There are a few tool options for this job.
For any of the major types of clogs in the main system a heavy duty sewer snake should be used. A hand operated snake will not clear a main line stoppage so an electrical powered snake is necessary. These items can be rented or purchased. This often is a job for a plumber. You do not want to damage the line running out of the house.
Home centers and plumbing supply houses sell a blow up ball that attaches to a hose and is inserted into the cleanout. When turned on, the bladder inflates sealing the drain and blowing high pressure water down the line This forces or pushes the stoppage into the main sewer line
It is important the ball be placed into the pipe, not just into the cleanout. Most cleanout are a Y-fitting with a 45-degree elbow. Push the ball into the cleanout at least a few feet in order to insure it is in the pipe.
TIP: Doityourself’s plumbing consultant Mark Vander Sande notes, “It is very important that this method is used on the cleanouts that are last on the drainage system. If they are used before, any water that is being used to “jet” the line will come out of floor drains, toilets, etc.”
There are several ways to access a major clog.
Most older homes have cleanouts in the basement usually on the street side of the basement if you cannot remove the cleanout cap or plug you can break it out with a hammer as they are usually brass plugs. Once it is broken, you can usually unscrew it and buy a new plastic cap or plug at the local hardware store.
In most newer homes, there is an outside cleanout plug to access most of the system. Just locate the cap, unscrew the cover, and put the power snake through the system.
Though the main drain can be accessed through the main roof vent for the entire system, this is the hardest to access and power tools can be a problem depending on the roof incline. This is not recommended for a do-it-yourselfer. Unless the roof is flat, it is very dangerous.
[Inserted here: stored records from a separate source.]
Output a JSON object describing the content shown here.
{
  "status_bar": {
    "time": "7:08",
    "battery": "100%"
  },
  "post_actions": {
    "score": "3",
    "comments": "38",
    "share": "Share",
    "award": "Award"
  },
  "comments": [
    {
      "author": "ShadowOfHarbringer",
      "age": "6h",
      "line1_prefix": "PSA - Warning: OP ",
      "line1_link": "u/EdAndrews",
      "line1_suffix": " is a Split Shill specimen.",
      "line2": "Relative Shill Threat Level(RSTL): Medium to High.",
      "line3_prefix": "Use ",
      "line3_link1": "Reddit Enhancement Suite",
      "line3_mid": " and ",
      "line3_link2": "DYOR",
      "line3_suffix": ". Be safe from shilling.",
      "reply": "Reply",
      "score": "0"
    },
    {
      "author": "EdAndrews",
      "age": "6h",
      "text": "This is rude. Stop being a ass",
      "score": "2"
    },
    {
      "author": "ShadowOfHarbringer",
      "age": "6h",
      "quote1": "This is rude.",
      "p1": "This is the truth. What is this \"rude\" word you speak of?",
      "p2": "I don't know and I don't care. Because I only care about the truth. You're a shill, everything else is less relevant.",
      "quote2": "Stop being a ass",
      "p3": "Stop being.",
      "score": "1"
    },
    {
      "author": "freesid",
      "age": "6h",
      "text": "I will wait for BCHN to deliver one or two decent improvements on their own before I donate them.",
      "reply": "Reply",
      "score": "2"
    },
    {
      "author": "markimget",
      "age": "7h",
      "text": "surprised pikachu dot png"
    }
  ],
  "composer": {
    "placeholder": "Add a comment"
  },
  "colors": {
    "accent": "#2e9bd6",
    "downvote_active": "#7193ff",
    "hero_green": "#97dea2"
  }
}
You are all set to clear out any blockage from your main drain. However, if you ever feel you are in over your head, don't be afraid to contact a professional.
Mark Vander Sande, professional plumber, contributed to this article.